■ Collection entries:
§
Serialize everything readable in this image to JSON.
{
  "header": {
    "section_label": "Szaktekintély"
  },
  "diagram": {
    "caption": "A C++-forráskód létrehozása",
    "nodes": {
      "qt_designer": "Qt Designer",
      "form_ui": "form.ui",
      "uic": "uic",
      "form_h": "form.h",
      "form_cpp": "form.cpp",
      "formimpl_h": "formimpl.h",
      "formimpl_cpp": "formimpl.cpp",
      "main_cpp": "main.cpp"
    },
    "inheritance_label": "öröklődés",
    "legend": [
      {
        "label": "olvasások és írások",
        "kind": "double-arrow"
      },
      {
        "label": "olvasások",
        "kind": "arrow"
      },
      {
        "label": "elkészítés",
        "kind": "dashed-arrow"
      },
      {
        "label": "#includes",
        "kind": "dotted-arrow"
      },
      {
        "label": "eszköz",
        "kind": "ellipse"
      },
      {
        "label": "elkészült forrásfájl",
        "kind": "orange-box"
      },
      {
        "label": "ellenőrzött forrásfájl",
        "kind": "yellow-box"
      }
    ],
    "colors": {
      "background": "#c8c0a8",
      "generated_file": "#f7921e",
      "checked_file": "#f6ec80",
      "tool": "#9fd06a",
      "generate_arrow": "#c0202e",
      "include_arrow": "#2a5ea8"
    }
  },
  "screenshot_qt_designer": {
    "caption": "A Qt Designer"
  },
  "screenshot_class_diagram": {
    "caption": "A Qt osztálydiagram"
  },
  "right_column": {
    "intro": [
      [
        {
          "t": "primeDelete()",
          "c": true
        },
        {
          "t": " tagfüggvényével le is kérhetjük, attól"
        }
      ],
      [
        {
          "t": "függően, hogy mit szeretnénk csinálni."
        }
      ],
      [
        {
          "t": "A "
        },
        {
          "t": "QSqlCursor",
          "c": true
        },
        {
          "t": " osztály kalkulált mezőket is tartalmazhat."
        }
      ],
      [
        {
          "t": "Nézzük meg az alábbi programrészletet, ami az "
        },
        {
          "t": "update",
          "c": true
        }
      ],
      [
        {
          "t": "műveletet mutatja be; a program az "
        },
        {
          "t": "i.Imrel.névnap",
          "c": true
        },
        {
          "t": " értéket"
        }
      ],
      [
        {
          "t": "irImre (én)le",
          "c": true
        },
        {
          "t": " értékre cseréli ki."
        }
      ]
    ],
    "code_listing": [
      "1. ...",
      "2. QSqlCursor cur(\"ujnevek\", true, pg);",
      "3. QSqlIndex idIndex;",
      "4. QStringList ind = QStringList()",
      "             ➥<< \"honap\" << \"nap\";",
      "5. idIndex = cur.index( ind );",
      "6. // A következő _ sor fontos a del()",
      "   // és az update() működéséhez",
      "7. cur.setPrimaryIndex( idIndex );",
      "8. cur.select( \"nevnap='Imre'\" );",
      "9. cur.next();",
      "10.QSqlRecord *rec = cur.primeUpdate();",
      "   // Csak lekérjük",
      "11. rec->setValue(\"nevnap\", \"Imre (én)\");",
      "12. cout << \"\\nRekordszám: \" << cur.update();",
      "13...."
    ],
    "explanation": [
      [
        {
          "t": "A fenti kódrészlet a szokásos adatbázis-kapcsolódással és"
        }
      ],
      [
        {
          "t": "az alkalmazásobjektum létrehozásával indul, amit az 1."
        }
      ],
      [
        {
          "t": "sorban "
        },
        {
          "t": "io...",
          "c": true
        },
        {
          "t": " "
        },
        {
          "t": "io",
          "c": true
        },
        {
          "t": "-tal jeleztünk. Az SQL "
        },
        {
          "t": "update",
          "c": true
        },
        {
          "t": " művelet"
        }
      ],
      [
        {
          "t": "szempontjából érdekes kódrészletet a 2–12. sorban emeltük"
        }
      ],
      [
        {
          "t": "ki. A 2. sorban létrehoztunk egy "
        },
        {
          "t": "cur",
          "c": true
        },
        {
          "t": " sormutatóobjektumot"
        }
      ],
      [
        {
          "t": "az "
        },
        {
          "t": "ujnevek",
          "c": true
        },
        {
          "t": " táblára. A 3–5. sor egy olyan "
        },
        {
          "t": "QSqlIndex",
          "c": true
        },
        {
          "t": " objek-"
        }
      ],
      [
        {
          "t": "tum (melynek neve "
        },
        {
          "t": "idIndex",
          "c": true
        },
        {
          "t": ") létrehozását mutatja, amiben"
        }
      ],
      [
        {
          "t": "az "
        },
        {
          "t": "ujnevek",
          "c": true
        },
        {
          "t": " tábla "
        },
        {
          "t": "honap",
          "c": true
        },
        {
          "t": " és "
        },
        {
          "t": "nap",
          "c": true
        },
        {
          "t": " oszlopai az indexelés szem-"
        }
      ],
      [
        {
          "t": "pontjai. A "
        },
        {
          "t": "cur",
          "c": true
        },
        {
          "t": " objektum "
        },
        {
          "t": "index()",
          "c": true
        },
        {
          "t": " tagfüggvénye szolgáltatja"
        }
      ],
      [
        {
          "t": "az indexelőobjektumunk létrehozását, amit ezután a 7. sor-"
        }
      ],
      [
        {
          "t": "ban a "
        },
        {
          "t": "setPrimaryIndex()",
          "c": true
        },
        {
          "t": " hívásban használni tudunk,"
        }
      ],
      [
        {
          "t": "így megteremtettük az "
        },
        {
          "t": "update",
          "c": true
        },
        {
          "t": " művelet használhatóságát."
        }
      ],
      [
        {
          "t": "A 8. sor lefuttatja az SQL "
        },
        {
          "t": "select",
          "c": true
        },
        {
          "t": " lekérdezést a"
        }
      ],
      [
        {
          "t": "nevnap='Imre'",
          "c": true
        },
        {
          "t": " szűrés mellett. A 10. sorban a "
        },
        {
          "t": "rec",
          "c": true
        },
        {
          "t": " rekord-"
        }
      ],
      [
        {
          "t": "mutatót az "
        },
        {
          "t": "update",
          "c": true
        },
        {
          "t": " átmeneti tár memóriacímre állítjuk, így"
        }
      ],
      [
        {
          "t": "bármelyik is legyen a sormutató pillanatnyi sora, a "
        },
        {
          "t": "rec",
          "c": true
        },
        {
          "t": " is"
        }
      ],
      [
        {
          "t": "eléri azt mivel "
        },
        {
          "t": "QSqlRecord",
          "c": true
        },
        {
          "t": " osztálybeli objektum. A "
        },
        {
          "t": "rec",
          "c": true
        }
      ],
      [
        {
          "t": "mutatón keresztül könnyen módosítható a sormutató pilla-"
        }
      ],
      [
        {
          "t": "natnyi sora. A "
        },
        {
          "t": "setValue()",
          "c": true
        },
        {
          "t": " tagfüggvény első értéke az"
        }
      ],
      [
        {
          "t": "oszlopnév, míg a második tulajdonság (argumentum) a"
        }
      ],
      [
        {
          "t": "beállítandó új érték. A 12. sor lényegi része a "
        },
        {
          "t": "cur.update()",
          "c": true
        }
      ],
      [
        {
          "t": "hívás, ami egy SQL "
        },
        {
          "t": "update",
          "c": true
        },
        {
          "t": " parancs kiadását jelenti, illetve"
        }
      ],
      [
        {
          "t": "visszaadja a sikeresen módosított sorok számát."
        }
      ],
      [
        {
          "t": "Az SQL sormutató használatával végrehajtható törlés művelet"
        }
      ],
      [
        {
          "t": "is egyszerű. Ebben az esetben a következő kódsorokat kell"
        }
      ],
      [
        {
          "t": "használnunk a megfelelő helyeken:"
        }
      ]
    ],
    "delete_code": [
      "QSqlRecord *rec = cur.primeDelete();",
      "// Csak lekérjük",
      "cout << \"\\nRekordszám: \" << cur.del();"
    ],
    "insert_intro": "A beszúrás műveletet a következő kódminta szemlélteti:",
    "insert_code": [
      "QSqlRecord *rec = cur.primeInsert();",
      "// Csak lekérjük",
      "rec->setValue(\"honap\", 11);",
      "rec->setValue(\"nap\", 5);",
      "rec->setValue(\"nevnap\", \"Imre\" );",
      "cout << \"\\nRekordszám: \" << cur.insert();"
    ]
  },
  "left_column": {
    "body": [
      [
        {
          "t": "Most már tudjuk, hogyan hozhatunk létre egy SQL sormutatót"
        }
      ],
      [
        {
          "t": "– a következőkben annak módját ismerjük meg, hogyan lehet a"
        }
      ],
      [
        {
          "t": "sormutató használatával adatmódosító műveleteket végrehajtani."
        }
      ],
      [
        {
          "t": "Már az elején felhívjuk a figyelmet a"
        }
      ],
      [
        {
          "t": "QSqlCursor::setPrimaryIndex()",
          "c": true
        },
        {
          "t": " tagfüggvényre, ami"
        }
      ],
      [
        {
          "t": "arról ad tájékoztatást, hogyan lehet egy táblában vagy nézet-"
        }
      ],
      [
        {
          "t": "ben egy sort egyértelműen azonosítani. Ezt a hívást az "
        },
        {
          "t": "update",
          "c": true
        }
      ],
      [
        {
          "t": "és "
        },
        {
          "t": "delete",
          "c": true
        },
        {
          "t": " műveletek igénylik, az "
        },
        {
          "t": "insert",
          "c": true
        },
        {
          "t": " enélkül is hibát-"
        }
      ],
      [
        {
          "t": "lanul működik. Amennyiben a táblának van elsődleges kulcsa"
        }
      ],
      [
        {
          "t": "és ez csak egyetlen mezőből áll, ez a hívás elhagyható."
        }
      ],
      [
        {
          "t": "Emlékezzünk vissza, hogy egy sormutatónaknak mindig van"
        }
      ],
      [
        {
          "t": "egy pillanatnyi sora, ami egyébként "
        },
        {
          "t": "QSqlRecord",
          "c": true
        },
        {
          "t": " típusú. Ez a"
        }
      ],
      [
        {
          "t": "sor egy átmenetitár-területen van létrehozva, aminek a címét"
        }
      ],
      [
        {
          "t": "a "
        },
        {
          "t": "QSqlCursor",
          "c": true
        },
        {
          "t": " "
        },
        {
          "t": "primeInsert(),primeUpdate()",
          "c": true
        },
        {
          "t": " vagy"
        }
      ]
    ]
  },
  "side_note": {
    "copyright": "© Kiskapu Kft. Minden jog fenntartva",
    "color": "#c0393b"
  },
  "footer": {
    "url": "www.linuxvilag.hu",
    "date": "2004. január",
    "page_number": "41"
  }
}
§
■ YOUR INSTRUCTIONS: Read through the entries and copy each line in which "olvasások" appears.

■ SOLUTION:
        "label": "olvasások és írások",
        "label": "olvasások",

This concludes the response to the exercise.